Action item » Except for the images, repeat the entries below word for word.

Segment Start: Available data

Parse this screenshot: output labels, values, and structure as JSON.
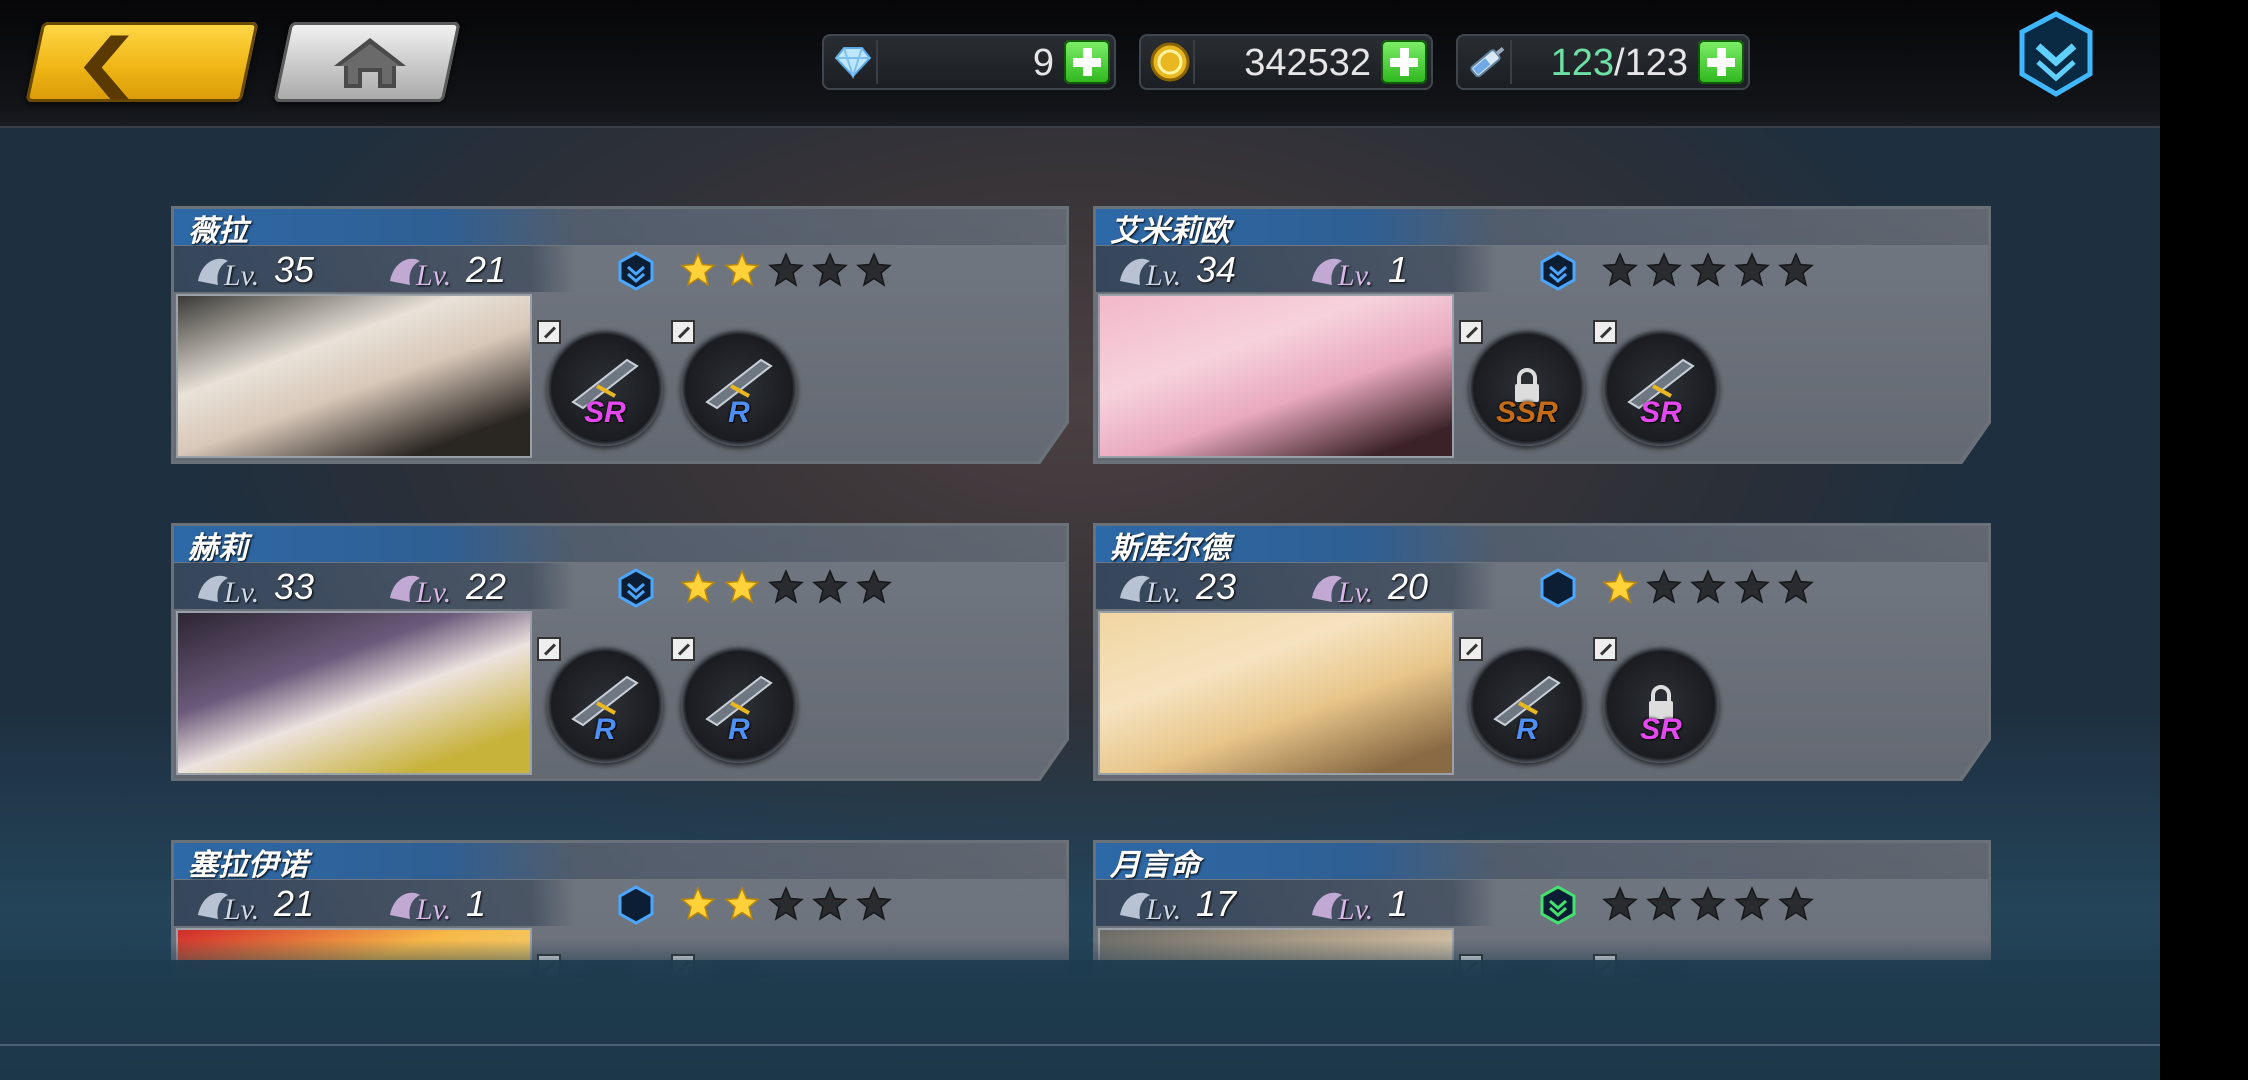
{
  "topbar": {
    "back_icon": "back-arrow-icon",
    "home_icon": "home-icon",
    "menu_icon": "chevron-down-menu-icon",
    "resources": [
      {
        "name": "diamonds",
        "icon": "diamond-icon",
        "value": "9"
      },
      {
        "name": "gold",
        "icon": "gold-coin-icon",
        "value": "342532"
      },
      {
        "name": "energy",
        "icon": "energy-syringe-icon",
        "current": "123",
        "sep": "/",
        "max": "123"
      }
    ]
  },
  "colors": {
    "accent_gold": "#f0b716",
    "name_bar_blue": "#2d69a8",
    "plus_green": "#2db51c",
    "energy_green": "#6ee0a6",
    "rarity_SR": "#e548f0",
    "rarity_R": "#4e8ff5",
    "rarity_SSR": "#c46b18"
  },
  "characters": [
    {
      "name": "薇拉",
      "level_prefix": "Lv.",
      "level": "35",
      "gear_prefix": "Lv.",
      "gear_level": "21",
      "rank_icon": "rank-chevron-blue-icon",
      "stars_filled": 2,
      "stars_total": 5,
      "equipment": [
        {
          "rarity": "SR",
          "locked": false,
          "icon": "death-grenade-icon"
        },
        {
          "rarity": "R",
          "locked": false,
          "icon": "horn-gun-icon"
        }
      ]
    },
    {
      "name": "艾米莉欧",
      "level_prefix": "Lv.",
      "level": "34",
      "gear_prefix": "Lv.",
      "gear_level": "1",
      "rank_icon": "rank-chevron-blue-icon",
      "stars_filled": 0,
      "stars_total": 5,
      "equipment": [
        {
          "rarity": "SSR",
          "locked": true,
          "icon": "locked-weapon-icon"
        },
        {
          "rarity": "SR",
          "locked": false,
          "icon": "bow-weapon-icon"
        }
      ]
    },
    {
      "name": "赫莉",
      "level_prefix": "Lv.",
      "level": "33",
      "gear_prefix": "Lv.",
      "gear_level": "22",
      "rank_icon": "rank-chevron-blue-icon",
      "stars_filled": 2,
      "stars_total": 5,
      "equipment": [
        {
          "rarity": "R",
          "locked": false,
          "icon": "rifle-icon"
        },
        {
          "rarity": "R",
          "locked": false,
          "icon": "blade-icon"
        }
      ]
    },
    {
      "name": "斯库尔德",
      "level_prefix": "Lv.",
      "level": "23",
      "gear_prefix": "Lv.",
      "gear_level": "20",
      "rank_icon": "rank-hexagon-blue-icon",
      "stars_filled": 1,
      "stars_total": 5,
      "equipment": [
        {
          "rarity": "R",
          "locked": false,
          "icon": "staff-icon"
        },
        {
          "rarity": "SR",
          "locked": true,
          "icon": "locked-weapon-icon"
        }
      ]
    },
    {
      "name": "塞拉伊诺",
      "level_prefix": "Lv.",
      "level": "21",
      "gear_prefix": "Lv.",
      "gear_level": "1",
      "rank_icon": "rank-hexagon-blue-icon",
      "stars_filled": 2,
      "stars_total": 5,
      "equipment": [
        {
          "rarity": "",
          "locked": false,
          "icon": "weapon-icon"
        },
        {
          "rarity": "",
          "locked": false,
          "icon": "weapon-icon"
        }
      ]
    },
    {
      "name": "月言命",
      "level_prefix": "Lv.",
      "level": "17",
      "gear_prefix": "Lv.",
      "gear_level": "1",
      "rank_icon": "rank-chevron-green-icon",
      "stars_filled": 0,
      "stars_total": 5,
      "equipment": [
        {
          "rarity": "",
          "locked": false,
          "icon": "weapon-icon"
        },
        {
          "rarity": "",
          "locked": false,
          "icon": "weapon-icon"
        }
      ]
    }
  ]
}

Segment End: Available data

Reply to the task »
Parse this screenshot: output labels, values, and structure as JSON.
{
  "topbar": {
    "back_icon": "back-arrow-icon",
    "home_icon": "home-icon",
    "menu_icon": "chevron-down-menu-icon",
    "resources": [
      {
        "name": "diamonds",
        "icon": "diamond-icon",
        "value": "9"
      },
      {
        "name": "gold",
        "icon": "gold-coin-icon",
        "value": "342532"
      },
      {
        "name": "energy",
        "icon": "energy-syringe-icon",
        "current": "123",
        "sep": "/",
        "max": "123"
      }
    ]
  },
  "colors": {
    "accent_gold": "#f0b716",
    "name_bar_blue": "#2d69a8",
    "plus_green": "#2db51c",
    "energy_green": "#6ee0a6",
    "rarity_SR": "#e548f0",
    "rarity_R": "#4e8ff5",
    "rarity_SSR": "#c46b18"
  },
  "characters": [
    {
      "name": "薇拉",
      "level_prefix": "Lv.",
      "level": "35",
      "gear_prefix": "Lv.",
      "gear_level": "21",
      "rank_icon": "rank-chevron-blue-icon",
      "stars_filled": 2,
      "stars_total": 5,
      "equipment": [
        {
          "rarity": "SR",
          "locked": false,
          "icon": "death-grenade-icon"
        },
        {
          "rarity": "R",
          "locked": false,
          "icon": "horn-gun-icon"
        }
      ]
    },
    {
      "name": "艾米莉欧",
      "level_prefix": "Lv.",
      "level": "34",
      "gear_prefix": "Lv.",
      "gear_level": "1",
      "rank_icon": "rank-chevron-blue-icon",
      "stars_filled": 0,
      "stars_total": 5,
      "equipment": [
        {
          "rarity": "SSR",
          "locked": true,
          "icon": "locked-weapon-icon"
        },
        {
          "rarity": "SR",
          "locked": false,
          "icon": "bow-weapon-icon"
        }
      ]
    },
    {
      "name": "赫莉",
      "level_prefix": "Lv.",
      "level": "33",
      "gear_prefix": "Lv.",
      "gear_level": "22",
      "rank_icon": "rank-chevron-blue-icon",
      "stars_filled": 2,
      "stars_total": 5,
      "equipment": [
        {
          "rarity": "R",
          "locked": false,
          "icon": "rifle-icon"
        },
        {
          "rarity": "R",
          "locked": false,
          "icon": "blade-icon"
        }
      ]
    },
    {
      "name": "斯库尔德",
      "level_prefix": "Lv.",
      "level": "23",
      "gear_prefix": "Lv.",
      "gear_level": "20",
      "rank_icon": "rank-hexagon-blue-icon",
      "stars_filled": 1,
      "stars_total": 5,
      "equipment": [
        {
          "rarity": "R",
          "locked": false,
          "icon": "staff-icon"
        },
        {
          "rarity": "SR",
          "locked": true,
          "icon": "locked-weapon-icon"
        }
      ]
    },
    {
      "name": "塞拉伊诺",
      "level_prefix": "Lv.",
      "level": "21",
      "gear_prefix": "Lv.",
      "gear_level": "1",
      "rank_icon": "rank-hexagon-blue-icon",
      "stars_filled": 2,
      "stars_total": 5,
      "equipment": [
        {
          "rarity": "",
          "locked": false,
          "icon": "weapon-icon"
        },
        {
          "rarity": "",
          "locked": false,
          "icon": "weapon-icon"
        }
      ]
    },
    {
      "name": "月言命",
      "level_prefix": "Lv.",
      "level": "17",
      "gear_prefix": "Lv.",
      "gear_level": "1",
      "rank_icon": "rank-chevron-green-icon",
      "stars_filled": 0,
      "stars_total": 5,
      "equipment": [
        {
          "rarity": "",
          "locked": false,
          "icon": "weapon-icon"
        },
        {
          "rarity": "",
          "locked": false,
          "icon": "weapon-icon"
        }
      ]
    }
  ]
}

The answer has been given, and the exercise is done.